Positron emission tomography
(PET) scans make pictures that show activity in body tissues.
(CT) scan uses a computer to take many x-rays of the body. A PET/CT scan is a test that combines PET and CT scans to take pictures of the body.
Bring a list of the medicines you take to the test. If you have diabetes, ask your doctor if you should take your medicine before the test. An abnormal blood glucose level may cause problems with the test results.
Let your doctor know if you have kidney problems. The doctor may need to take steps to keep your kidneys safe during the test.
If you are breastfeeding, talk to your doctor before you go for your test. Your doctor may tell you to pump breast milk to use until the contrast materials leave your body.
Several hours before the test you may need to:
Stop eating after a certain time
Avoid drinks with high sugar and calorie content
Drink plenty of water
At the test center, the staff will ask if you have or ever have had:
A reaction to contrast materials or iodine
Allergies to contrast materials, iodine, or seafood
If you are worried about being in small spaces, you may be given a medicine to help you relax.
An IV will be placed in your arm.
A small amount of the tracer substance (used for the PET part of the scan) will be injected through the IV. In some cases, the tracer substance will be breathed in or swallowed instead.
You will wait about 60 minutes after this injection.
You will be positioned on a table.
More contrast material (used for the CT part of the scan) will be given.
The table will move slowly through a doughnut-shaped ring. You will need to lie still for about 35 minutes while the pictures are taken.
You should drink extra water throughout the day after your scan. This helps to flush the tracer materials from your body.
If you had medicine to help you relax, you will need to have someone drive you home.
You can expect to return to your normal activities the same day as your test.
PET/CT scan. UPMC website. Available at: ...(Click grey area to select URL) Accessed March 14, 2018.
Positron emission tomography-computed tomography (PET/CT). Radiological Society of North America Radiology Info website. Available at:
https://www.radiologyinfo.org/en/info.cfm?pg=pet.
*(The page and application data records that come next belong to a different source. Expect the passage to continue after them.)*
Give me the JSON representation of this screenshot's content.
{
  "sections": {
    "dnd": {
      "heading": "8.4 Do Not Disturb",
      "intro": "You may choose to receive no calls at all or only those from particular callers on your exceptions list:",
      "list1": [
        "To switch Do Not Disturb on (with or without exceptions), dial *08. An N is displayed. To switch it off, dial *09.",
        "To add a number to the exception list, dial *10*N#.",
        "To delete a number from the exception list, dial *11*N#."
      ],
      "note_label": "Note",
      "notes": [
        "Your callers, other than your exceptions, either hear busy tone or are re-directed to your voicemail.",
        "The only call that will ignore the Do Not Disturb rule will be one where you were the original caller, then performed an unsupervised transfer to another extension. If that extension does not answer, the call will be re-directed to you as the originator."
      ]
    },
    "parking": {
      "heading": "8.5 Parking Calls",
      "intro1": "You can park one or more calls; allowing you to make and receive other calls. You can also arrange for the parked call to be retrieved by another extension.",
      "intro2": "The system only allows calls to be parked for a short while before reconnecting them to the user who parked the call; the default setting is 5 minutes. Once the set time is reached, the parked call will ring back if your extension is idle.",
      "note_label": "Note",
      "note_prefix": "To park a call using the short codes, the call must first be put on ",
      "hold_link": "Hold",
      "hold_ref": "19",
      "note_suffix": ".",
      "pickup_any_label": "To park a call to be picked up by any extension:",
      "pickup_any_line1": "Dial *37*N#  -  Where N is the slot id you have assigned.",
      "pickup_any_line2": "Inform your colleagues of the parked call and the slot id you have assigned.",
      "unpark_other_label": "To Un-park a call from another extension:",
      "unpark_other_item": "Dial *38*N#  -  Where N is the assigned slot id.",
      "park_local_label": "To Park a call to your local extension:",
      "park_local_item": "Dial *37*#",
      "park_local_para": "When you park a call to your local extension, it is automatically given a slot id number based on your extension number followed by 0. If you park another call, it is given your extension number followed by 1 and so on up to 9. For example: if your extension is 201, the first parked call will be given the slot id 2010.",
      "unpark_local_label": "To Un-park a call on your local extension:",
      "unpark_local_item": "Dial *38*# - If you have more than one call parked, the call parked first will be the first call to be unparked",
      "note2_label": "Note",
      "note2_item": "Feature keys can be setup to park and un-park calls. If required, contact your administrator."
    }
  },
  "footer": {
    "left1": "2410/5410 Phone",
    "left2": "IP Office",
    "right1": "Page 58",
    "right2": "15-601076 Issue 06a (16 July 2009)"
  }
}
Updated January 23, 2017. Accessed March 14, 2018.
Schidt GP, Kramer H, Reiser MF, Glaser C. Whole-body magnetic resonance imaging and positron-emission tomography-computed tomography in oncology.
Top Magn Reson Imaging.